Some lines below hold "image". Pick them out and copy them.

Page and application data records:
───
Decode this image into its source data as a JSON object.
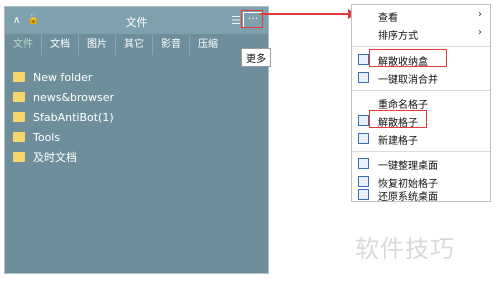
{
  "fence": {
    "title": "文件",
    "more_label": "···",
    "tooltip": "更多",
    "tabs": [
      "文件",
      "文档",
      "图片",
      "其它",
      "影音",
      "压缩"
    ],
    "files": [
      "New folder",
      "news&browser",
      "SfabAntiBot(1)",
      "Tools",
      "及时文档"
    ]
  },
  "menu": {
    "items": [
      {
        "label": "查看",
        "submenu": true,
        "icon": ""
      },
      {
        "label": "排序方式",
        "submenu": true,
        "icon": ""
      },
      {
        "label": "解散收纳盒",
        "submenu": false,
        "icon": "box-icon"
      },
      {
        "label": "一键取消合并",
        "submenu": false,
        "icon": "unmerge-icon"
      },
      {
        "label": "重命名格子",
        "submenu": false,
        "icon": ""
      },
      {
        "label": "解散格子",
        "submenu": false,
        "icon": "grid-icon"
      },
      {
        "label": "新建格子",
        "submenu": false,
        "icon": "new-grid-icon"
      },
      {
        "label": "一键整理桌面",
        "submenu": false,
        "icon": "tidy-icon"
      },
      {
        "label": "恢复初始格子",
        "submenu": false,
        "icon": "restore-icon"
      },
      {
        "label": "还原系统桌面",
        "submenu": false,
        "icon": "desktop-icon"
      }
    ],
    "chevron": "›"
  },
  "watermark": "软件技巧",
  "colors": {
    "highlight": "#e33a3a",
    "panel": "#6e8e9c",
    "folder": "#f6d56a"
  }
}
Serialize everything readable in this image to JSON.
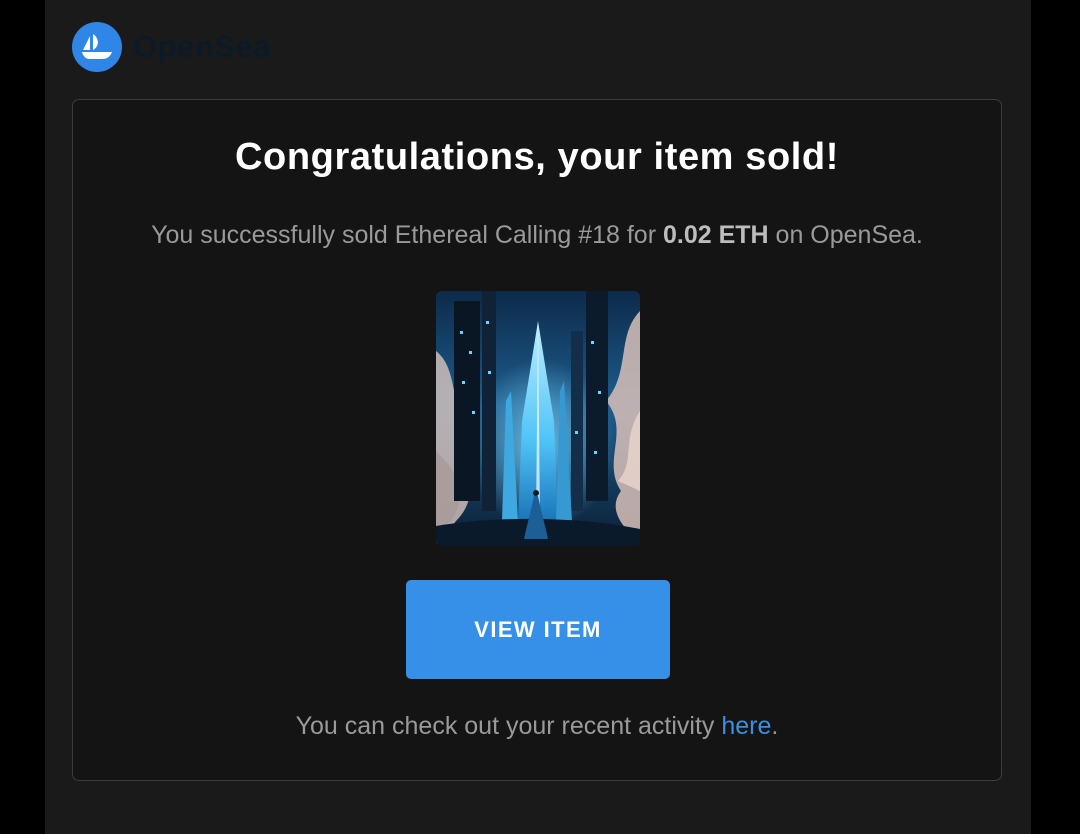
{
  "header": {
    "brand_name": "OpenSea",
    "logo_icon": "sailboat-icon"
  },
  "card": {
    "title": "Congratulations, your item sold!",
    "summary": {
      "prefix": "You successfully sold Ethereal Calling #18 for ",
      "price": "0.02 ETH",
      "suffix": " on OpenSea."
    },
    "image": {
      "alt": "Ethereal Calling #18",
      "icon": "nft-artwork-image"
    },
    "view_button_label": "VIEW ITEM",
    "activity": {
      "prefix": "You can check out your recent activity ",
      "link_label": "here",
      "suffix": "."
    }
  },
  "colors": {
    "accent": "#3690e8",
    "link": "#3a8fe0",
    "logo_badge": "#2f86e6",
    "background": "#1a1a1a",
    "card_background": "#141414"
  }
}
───
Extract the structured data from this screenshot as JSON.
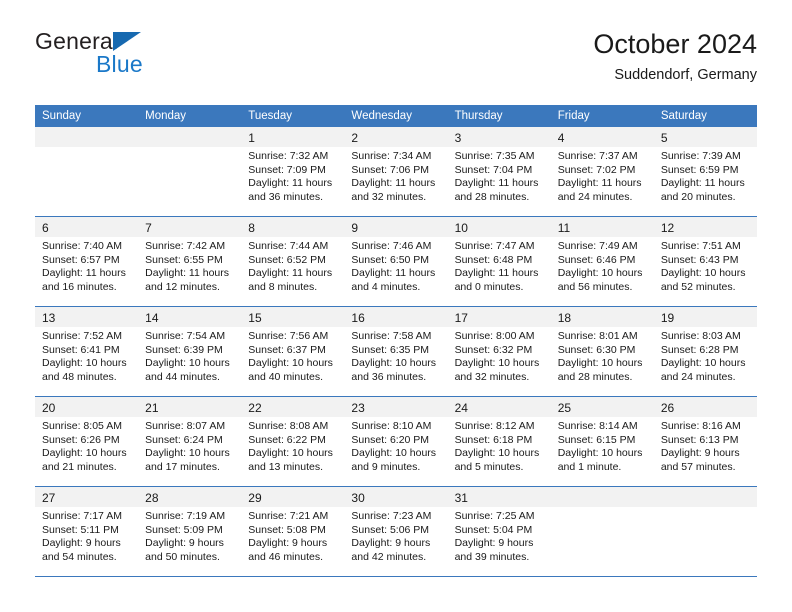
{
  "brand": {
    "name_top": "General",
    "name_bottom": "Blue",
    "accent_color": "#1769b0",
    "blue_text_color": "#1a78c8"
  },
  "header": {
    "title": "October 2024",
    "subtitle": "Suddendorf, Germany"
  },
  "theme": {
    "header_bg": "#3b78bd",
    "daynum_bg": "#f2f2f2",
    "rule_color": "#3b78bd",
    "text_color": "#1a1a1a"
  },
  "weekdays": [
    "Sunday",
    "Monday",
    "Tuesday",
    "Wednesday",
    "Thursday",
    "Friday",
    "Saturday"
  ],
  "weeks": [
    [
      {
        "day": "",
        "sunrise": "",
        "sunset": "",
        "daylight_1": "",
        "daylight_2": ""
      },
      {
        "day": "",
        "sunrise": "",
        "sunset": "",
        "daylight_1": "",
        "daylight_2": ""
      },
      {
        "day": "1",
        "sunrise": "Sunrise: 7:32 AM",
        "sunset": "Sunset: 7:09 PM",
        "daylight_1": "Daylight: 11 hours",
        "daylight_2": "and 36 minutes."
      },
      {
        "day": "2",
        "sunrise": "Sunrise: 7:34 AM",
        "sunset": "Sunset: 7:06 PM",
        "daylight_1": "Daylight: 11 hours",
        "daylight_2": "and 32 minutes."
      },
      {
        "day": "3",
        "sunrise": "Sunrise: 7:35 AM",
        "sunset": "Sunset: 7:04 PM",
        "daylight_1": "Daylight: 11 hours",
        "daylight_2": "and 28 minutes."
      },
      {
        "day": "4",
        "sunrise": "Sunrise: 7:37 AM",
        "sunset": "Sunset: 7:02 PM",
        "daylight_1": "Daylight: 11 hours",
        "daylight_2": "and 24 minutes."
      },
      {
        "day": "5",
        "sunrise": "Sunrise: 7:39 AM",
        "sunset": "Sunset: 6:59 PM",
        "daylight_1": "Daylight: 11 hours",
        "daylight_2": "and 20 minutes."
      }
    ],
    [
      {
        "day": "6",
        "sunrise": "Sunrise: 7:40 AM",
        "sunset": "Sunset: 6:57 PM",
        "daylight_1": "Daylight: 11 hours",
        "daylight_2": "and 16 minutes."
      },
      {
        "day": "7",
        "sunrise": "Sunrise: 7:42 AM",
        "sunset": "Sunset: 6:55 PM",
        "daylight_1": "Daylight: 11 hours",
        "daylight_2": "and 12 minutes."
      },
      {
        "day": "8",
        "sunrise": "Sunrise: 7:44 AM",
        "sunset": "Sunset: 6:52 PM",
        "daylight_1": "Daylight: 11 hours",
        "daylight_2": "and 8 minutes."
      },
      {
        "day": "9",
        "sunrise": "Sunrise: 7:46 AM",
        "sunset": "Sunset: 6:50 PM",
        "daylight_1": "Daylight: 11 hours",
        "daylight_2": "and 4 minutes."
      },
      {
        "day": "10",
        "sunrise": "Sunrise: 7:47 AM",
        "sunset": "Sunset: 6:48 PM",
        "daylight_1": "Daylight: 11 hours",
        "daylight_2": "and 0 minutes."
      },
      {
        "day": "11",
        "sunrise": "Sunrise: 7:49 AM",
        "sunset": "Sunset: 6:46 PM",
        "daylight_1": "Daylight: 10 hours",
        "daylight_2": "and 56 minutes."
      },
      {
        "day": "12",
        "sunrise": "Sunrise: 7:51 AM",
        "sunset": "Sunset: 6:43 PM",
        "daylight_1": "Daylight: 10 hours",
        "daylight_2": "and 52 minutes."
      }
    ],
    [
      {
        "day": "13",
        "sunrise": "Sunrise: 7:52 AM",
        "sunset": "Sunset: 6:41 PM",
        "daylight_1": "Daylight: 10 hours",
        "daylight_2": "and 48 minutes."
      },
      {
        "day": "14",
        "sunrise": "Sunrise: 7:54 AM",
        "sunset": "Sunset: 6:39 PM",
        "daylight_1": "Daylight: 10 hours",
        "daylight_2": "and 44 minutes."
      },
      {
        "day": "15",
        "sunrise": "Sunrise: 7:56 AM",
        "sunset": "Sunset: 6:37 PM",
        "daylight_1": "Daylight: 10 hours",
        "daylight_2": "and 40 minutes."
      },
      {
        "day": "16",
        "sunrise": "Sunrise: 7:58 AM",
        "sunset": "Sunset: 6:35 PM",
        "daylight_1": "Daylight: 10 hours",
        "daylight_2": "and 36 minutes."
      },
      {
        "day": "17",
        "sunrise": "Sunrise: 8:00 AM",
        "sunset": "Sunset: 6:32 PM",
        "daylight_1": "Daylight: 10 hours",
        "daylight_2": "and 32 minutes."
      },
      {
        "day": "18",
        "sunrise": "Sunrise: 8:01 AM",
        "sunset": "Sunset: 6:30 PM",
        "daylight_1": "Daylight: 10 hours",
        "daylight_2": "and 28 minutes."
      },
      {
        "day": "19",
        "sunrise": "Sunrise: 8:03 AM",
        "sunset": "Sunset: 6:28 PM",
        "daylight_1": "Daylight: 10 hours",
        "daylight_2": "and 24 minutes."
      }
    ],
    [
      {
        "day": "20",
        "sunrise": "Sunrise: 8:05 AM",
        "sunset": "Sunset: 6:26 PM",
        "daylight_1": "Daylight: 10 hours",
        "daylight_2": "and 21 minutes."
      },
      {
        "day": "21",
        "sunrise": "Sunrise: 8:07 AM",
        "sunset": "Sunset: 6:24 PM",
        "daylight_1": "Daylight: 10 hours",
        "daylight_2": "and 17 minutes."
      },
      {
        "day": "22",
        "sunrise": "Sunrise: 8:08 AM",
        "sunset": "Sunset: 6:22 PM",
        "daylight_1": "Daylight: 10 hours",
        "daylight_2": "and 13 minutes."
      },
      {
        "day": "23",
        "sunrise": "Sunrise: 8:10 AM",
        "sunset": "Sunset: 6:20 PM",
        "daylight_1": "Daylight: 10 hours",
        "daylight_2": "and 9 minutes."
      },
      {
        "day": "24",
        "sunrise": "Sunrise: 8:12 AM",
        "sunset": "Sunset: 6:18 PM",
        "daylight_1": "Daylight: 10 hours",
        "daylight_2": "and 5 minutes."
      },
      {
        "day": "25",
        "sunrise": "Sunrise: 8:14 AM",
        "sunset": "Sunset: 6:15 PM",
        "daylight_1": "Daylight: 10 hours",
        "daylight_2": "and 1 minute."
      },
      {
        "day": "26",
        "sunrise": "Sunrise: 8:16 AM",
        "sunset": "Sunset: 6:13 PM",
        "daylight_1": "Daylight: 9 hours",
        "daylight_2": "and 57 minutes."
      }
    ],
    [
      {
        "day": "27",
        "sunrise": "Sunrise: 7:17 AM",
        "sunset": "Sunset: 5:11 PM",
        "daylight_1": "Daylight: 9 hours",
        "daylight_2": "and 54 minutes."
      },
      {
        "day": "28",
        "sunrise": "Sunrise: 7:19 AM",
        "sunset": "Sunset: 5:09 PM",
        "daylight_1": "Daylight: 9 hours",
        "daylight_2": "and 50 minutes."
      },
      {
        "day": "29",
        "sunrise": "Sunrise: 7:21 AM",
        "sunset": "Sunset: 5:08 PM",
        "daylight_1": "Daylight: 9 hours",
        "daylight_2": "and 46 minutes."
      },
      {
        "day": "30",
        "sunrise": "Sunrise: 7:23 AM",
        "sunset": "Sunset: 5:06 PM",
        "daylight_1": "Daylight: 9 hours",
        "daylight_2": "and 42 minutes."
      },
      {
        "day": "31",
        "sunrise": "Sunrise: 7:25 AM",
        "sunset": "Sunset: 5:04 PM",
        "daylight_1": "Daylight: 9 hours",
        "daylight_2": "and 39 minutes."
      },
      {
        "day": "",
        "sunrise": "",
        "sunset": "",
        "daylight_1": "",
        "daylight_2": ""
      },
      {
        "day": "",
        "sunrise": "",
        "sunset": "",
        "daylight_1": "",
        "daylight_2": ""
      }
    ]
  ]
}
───
■ **RESPONSE BELOW**:
Decode this image into its source data as a JSON object.
Serialize everything readable in this image to JSON.
    "image": {
      "icon": "nft-artwork-image"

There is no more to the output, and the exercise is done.